Problem to work on:
Copy every record that appears below, exactly as it stands.

● ● ● ● ●

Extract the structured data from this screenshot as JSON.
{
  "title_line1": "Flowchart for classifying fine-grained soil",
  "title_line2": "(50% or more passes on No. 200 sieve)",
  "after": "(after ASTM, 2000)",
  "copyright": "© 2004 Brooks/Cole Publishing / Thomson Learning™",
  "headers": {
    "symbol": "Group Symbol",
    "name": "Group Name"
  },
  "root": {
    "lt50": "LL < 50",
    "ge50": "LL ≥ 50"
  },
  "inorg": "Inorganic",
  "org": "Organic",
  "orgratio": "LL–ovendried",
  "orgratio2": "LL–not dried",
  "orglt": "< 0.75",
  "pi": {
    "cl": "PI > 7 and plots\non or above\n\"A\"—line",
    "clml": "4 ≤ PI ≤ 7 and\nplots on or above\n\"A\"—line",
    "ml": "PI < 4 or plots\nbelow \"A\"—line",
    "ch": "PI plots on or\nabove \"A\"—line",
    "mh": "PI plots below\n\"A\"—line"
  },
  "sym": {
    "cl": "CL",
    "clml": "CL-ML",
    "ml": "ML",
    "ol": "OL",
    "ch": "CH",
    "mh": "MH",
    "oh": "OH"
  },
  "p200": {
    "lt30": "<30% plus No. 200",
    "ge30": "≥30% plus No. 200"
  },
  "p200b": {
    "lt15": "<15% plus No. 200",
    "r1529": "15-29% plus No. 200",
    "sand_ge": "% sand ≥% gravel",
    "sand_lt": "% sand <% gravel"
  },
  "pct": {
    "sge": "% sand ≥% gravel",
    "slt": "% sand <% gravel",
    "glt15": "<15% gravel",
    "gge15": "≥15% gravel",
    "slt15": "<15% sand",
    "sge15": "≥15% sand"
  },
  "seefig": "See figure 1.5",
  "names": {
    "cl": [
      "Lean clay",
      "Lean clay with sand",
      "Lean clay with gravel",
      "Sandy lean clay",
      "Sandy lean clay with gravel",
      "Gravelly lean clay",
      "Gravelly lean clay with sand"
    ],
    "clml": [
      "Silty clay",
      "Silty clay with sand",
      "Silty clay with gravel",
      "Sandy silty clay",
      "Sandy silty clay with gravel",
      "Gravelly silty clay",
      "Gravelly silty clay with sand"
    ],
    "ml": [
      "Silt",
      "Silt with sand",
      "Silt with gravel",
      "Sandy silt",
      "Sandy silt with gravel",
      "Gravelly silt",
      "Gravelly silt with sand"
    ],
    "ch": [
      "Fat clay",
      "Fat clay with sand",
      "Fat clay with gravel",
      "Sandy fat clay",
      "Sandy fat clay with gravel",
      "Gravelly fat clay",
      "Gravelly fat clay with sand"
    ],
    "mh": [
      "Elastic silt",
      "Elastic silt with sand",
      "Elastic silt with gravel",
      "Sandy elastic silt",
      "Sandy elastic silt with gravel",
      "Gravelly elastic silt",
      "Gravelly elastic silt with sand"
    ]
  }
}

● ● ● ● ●

Result of the task:
Extract the structured data from this screenshot as JSON.
{
  "title_line1": "Flowchart for classifying fine-grained soil",
  "title_line2": "(50% or more passes on No. 200 sieve)",
  "after": "(after ASTM, 2000)",
  "copyright": "© 2004 Brooks/Cole Publishing / Thomson Learning™",
  "headers": {
    "symbol": "Group Symbol",
    "name": "Group Name"
  },
  "root": {
    "lt50": "LL < 50",
    "ge50": "LL ≥ 50"
  },
  "inorg": "Inorganic",
  "org": "Organic",
  "orgratio": "LL–ovendried",
  "orgratio2": "LL–not dried",
  "orglt": "< 0.75",
  "pi": {
    "cl": "PI > 7 and plots\non or above\n\"A\"—line",
    "clml": "4 ≤ PI ≤ 7 and\nplots on or above\n\"A\"—line",
    "ml": "PI < 4 or plots\nbelow \"A\"—line",
    "ch": "PI plots on or\nabove \"A\"—line",
    "mh": "PI plots below\n\"A\"—line"
  },
  "sym": {
    "cl": "CL",
    "clml": "CL-ML",
    "ml": "ML",
    "ol": "OL",
    "ch": "CH",
    "mh": "MH",
    "oh": "OH"
  },
  "p200": {
    "lt30": "<30% plus No. 200",
    "ge30": "≥30% plus No. 200"
  },
  "p200b": {
    "lt15": "<15% plus No. 200",
    "r1529": "15-29% plus No. 200",
    "sand_ge": "% sand ≥% gravel",
    "sand_lt": "% sand <% gravel"
  },
  "pct": {
    "sge": "% sand ≥% gravel",
    "slt": "% sand <% gravel",
    "glt15": "<15% gravel",
    "gge15": "≥15% gravel",
    "slt15": "<15% sand",
    "sge15": "≥15% sand"
  },
  "seefig": "See figure 1.5",
  "names": {
    "cl": [
      "Lean clay",
      "Lean clay with sand",
      "Lean clay with gravel",
      "Sandy lean clay",
      "Sandy lean clay with gravel",
      "Gravelly lean clay",
      "Gravelly lean clay with sand"
    ],
    "clml": [
      "Silty clay",
      "Silty clay with sand",
      "Silty clay with gravel",
      "Sandy silty clay",
      "Sandy silty clay with gravel",
      "Gravelly silty clay",
      "Gravelly silty clay with sand"
    ],
    "ml": [
      "Silt",
      "Silt with sand",
      "Silt with gravel",
      "Sandy silt",
      "Sandy silt with gravel",
      "Gravelly silt",
      "Gravelly silt with sand"
    ],
    "ch": [
      "Fat clay",
      "Fat clay with sand",
      "Fat clay with gravel",
      "Sandy fat clay",
      "Sandy fat clay with gravel",
      "Gravelly fat clay",
      "Gravelly fat clay with sand"
    ],
    "mh": [
      "Elastic silt",
      "Elastic silt with sand",
      "Elastic silt with gravel",
      "Sandy elastic silt",
      "Sandy elastic silt with gravel",
      "Gravelly elastic silt",
      "Gravelly elastic silt with sand"
    ]
  }
}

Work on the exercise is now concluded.